Collected data
------------
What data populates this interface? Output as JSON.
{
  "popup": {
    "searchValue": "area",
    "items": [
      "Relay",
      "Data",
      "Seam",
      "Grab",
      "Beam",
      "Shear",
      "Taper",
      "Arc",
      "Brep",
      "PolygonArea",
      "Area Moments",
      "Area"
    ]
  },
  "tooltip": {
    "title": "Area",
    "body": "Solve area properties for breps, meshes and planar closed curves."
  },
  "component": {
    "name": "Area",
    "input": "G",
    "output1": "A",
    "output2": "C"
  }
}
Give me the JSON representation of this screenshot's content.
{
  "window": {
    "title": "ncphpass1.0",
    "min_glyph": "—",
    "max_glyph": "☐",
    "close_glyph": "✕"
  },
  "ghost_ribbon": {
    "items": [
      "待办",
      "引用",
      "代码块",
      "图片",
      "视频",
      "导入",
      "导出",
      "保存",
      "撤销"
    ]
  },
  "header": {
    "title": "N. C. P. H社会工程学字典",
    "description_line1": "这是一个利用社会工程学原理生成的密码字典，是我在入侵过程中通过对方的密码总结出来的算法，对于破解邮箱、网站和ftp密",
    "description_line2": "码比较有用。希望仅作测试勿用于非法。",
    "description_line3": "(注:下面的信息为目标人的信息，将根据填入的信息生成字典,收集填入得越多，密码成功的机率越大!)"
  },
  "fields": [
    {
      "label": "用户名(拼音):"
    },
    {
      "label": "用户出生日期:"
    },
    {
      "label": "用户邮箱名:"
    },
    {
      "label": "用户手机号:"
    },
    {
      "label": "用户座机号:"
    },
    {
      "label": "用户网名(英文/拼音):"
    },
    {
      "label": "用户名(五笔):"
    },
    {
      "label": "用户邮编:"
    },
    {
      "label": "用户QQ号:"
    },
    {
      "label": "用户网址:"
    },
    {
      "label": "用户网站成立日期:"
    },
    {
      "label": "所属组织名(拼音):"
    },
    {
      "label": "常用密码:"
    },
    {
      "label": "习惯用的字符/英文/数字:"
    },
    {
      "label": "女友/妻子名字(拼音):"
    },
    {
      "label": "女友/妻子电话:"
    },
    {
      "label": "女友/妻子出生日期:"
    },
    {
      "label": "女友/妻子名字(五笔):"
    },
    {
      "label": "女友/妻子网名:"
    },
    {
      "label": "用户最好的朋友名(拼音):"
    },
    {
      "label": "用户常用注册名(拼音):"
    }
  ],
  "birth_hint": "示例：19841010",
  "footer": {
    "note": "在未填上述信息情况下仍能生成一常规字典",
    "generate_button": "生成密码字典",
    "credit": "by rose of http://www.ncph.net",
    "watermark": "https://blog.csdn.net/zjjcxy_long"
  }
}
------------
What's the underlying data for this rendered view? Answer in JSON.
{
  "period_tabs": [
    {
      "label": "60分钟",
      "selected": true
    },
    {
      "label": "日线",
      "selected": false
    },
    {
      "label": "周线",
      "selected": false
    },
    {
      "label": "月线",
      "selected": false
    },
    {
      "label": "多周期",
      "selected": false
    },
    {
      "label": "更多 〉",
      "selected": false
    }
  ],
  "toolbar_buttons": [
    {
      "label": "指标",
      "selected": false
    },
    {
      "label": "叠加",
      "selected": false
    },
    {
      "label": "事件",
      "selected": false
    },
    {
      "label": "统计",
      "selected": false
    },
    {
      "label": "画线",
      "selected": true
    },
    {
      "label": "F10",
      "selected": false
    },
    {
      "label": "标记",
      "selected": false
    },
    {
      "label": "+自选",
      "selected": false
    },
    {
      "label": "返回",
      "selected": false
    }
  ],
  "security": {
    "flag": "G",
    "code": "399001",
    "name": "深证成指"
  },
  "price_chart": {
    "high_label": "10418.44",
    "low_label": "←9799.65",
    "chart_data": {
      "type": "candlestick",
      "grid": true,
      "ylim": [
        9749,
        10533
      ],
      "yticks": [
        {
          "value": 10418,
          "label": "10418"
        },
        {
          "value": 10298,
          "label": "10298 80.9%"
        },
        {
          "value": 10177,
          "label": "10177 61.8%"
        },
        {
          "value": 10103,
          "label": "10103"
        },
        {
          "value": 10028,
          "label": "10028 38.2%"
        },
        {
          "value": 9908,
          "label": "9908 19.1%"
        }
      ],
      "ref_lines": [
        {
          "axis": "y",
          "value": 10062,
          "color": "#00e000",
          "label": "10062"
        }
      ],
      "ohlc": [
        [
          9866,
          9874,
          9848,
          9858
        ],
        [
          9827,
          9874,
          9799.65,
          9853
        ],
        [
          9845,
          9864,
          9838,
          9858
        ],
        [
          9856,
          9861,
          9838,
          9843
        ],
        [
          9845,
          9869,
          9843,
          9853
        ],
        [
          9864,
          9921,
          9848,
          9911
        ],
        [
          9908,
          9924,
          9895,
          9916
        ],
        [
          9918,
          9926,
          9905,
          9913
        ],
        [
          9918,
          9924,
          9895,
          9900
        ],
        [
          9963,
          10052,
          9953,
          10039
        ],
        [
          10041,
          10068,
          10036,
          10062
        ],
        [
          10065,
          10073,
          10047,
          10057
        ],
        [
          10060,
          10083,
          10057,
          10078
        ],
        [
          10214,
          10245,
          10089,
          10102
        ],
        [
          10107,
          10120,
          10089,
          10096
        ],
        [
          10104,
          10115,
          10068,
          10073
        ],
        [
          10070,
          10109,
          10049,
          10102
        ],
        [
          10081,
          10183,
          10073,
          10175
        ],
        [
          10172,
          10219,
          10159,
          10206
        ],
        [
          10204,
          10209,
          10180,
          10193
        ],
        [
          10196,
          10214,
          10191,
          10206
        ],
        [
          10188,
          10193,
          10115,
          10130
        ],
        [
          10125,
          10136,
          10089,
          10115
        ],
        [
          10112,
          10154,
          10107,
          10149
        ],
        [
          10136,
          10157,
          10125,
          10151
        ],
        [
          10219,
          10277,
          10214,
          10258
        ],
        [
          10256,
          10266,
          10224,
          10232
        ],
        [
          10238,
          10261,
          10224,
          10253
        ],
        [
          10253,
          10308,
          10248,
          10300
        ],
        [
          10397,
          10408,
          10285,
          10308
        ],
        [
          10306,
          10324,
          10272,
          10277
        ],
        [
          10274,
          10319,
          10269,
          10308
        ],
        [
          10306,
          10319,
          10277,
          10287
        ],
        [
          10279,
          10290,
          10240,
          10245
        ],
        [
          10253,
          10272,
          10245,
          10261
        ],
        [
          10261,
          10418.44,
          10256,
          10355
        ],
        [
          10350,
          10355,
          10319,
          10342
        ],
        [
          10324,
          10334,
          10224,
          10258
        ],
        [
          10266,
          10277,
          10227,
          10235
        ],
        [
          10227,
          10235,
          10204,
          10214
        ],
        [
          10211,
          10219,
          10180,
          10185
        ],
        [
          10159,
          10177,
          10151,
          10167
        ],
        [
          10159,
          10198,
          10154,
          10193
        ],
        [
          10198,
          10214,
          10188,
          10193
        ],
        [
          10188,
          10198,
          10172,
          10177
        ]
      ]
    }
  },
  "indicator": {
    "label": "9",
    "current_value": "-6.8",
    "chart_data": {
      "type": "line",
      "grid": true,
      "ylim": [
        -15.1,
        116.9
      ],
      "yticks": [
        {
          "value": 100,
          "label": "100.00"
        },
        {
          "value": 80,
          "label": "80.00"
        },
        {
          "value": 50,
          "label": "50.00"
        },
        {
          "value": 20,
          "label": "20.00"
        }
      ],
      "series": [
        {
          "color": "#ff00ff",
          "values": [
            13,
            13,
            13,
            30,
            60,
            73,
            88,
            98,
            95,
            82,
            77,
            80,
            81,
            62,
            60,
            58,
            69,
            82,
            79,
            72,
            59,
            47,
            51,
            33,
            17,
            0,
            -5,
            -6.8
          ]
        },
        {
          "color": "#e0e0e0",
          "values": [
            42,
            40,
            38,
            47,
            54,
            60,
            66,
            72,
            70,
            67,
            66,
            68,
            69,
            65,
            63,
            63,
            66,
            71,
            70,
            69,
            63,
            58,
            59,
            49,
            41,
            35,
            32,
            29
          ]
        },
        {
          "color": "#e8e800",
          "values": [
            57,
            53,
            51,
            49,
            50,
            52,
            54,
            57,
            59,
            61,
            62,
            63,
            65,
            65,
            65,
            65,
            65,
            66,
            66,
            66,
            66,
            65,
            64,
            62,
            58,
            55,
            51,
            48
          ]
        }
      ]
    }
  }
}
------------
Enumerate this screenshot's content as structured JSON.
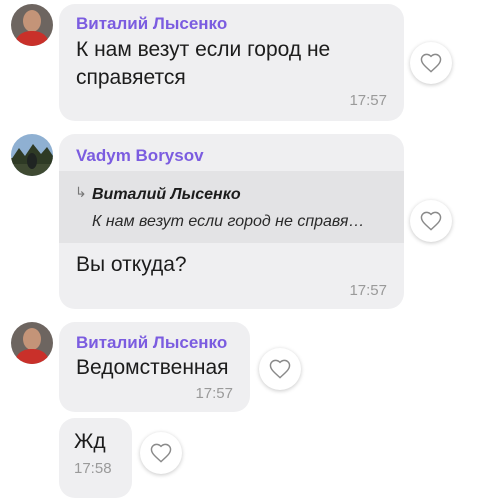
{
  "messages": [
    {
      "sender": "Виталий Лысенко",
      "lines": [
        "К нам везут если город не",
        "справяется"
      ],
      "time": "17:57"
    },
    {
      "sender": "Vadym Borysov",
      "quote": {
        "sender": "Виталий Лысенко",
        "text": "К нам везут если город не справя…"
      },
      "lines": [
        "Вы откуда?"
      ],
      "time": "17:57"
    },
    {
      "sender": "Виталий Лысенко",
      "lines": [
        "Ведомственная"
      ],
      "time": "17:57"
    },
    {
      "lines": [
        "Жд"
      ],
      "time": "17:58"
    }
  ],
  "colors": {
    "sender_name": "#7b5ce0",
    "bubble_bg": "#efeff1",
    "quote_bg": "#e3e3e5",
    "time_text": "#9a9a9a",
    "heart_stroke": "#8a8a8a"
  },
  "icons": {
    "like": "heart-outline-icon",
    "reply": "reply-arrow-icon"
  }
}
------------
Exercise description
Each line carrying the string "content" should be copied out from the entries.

Result of the exercise
Give me the JSON representation of this screenshot's content.
Enumerate this screenshot's content as structured JSON.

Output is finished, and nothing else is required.